PROBLEM TO WORK ON: For the data below, give the number of lines in which "active" occurs. Include nothing besides that number.
*** Opening of PROVIDED INFORMATION ***
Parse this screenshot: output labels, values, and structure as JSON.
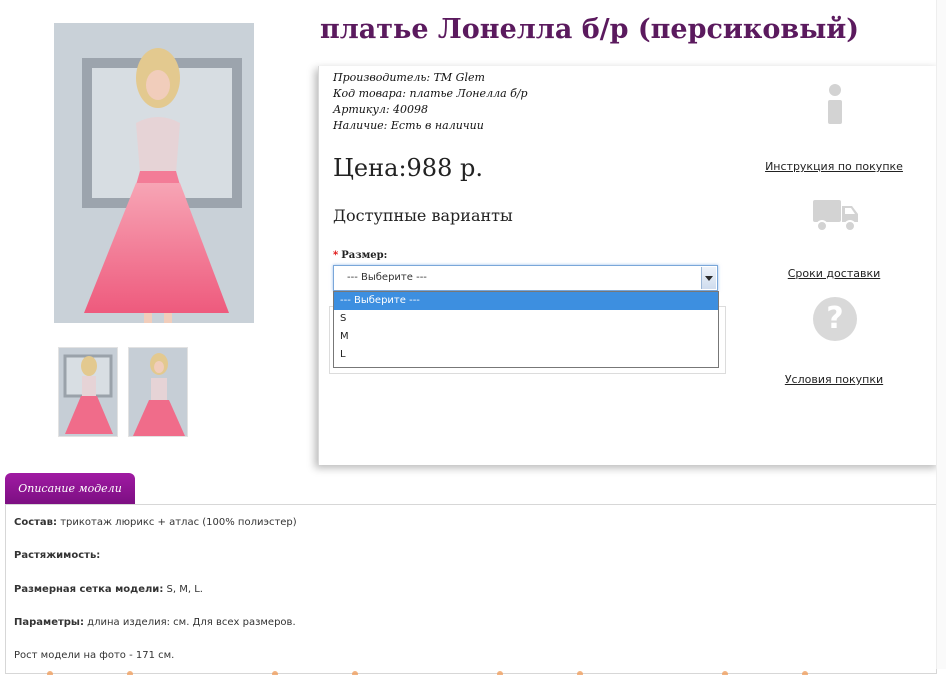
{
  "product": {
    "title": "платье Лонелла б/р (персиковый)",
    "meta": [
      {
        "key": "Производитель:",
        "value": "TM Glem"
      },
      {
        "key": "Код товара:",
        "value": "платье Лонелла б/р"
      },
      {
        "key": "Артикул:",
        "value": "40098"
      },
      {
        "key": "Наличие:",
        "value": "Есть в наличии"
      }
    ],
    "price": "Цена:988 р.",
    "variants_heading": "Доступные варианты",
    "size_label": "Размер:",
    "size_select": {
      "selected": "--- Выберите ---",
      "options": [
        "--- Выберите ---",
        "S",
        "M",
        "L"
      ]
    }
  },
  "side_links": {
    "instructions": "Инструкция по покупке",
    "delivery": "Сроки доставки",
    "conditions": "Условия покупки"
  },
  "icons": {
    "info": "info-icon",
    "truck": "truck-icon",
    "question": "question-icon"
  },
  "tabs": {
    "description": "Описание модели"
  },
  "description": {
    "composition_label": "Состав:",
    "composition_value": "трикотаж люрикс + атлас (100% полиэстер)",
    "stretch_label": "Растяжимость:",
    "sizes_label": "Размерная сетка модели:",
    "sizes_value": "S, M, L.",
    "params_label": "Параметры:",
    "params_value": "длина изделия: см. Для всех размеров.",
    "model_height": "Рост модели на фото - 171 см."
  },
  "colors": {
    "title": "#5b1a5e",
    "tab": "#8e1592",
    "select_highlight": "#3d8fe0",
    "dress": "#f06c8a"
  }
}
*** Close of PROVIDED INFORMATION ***
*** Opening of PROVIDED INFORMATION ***
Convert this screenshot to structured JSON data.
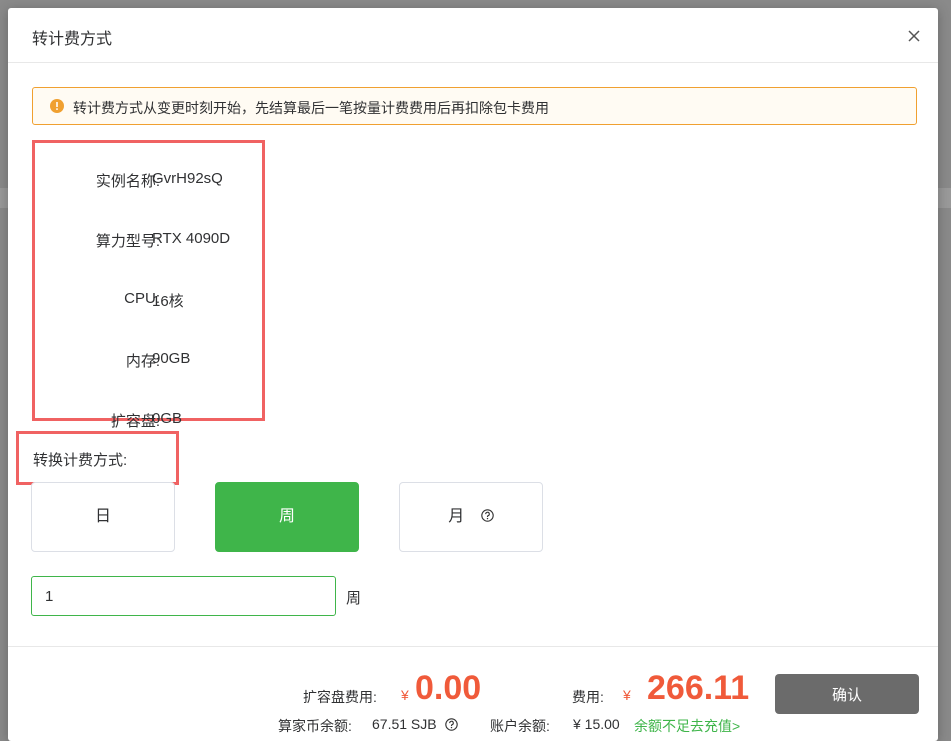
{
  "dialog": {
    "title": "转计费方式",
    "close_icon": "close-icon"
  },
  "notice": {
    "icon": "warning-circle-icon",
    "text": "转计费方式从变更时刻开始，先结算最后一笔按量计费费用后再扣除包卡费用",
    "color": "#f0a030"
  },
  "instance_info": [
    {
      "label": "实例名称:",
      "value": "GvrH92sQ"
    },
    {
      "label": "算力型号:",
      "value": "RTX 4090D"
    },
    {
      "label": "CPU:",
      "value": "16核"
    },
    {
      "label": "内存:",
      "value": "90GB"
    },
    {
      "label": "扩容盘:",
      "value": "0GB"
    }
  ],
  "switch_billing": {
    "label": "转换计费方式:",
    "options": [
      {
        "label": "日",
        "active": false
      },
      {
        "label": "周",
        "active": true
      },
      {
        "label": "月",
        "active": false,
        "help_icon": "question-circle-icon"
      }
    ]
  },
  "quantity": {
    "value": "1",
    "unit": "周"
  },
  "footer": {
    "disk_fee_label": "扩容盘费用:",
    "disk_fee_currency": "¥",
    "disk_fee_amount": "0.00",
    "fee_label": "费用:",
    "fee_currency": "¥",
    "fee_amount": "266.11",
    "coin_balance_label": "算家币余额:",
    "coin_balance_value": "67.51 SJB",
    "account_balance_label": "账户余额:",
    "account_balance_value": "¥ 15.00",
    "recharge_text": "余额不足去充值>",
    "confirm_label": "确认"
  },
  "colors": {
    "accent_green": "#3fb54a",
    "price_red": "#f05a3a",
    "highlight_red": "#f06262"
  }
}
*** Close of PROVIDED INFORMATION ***
FINISHED EXERCISE: 3